December 21, 2020
Seniors ages 75 and older and front-line, essential workers should be next in line to receive a COVID-19 vaccine, a U.S. Centers for Disease Control and Prevention advisory committee recommends.
The Advisory Committee on Immunization and Practices voted Sunday to issue recommendations on the second and third priority groups to be vaccinated against the coronavirus. The panel previously recommended health care workers and nursing home staffers and residents be the first to be inoculated.
The third priority group should include adults ages 65 to 74, people ages 16 to 64 with high-risk medical conditions and any essential not included in the second priority group, the committee recommended.
The front-line essential workers included in the second priority group include first responders, teachers, day care workers, food and agriculture workers, staffers at correctional facilities, postal workers, public transit workers, grocery store workers and people who work in manufacturing.
The essential workers included in the third priority group include IT and communications personnel, media members, public safety workers and people who maintain water and wastewater systems.
The ACIP committee voted, 13-1, to recommend these groups for Phases 1B and 1C of the national vaccination program.
"I voted for this recommendation because in my opinion, it follows the evidence about the risk from coronavirus and the ethical principles that we have developed on ACIP to maximize the benefits and minimize harms, promote justice and to minimize health inequities," Dr. Peter Szilagyi, a pediatrician at UCLA, told StatNews.
Dr. Henry Bernstein, a pediatrician at the Zucker School of Medicine at Hofstra/Northwell, was the only committee member to vote against the recommendations. He said peoples ages 65 to 74 should be included in the second priority group too, because they are equally affected by the virus.
Dr. Robert Redfield, the CDC's director, must approve the ACIP's recommendations before they become official CDC guidance. Yet, state and local health authorities ultimately decide the order in which vaccines are administered.
Pennsylvania has laid out a three-phase plan for vaccination. Phase 1, which is currently underway, includes health care workers, first responders, critical workers, people in long-term care facilities and people with high-risk conditions.
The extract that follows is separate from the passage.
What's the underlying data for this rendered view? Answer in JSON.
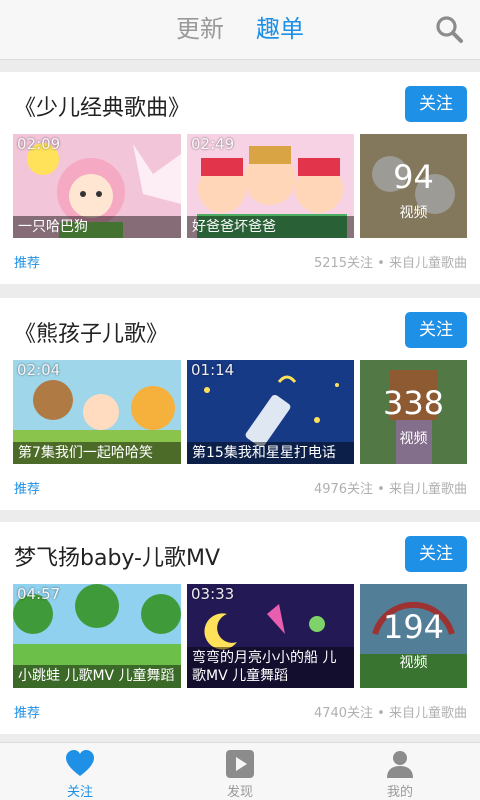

Phase 2 will include critical workers and people with high-risk conditions who weren't vaccinated in the first phase, people with limited access to health care care, farmers and teachers. Phase 3 opens eligibility to everyone else.
Philadelphia, which is receiving its vaccines separately from the state, has developed its a vaccination plan that prioritizes health care workers exposed to COVID-19, including physicians and clerical employees in emergency departments, and nursing home staffers and residents. The second priority group will be critical infrastructure workers including teachers, transit workers and other residents who cannot work from home.
The city's third phase will include residents of congregate settings, like group homes and behavioral health facilities. Next in line will be people over age 65, people with underlying medical conditions and then everyone else.
New Jersey also is prioritizing health care workers and long-term care facility staffers and residents. The following phases of its vaccination plan will include vulnerable populations, like seniors and people with underlying health conditions, and then the rest of the general public.
The initial doses of the Pfizer-BioNTech vaccine were administered last week across the Philadelphia region. Moderna's vaccine received an emergency use authorization Friday night and is expected to be delivered to designated sites this week.
Some members of the ACIP expressed concern over the lack of federal funding given to states to carry out this massive undertaking. The total price tag could be as high as $8 billion, but states so far have received less than $500 million to do the work.
About 20 million Americans are expected to be vaccinated in December, with another 30 million in January and another 50 million by the end of February, according to Operation Warp Speed. Over 500,000 people already have received the first dose of the Pfizer vaccine.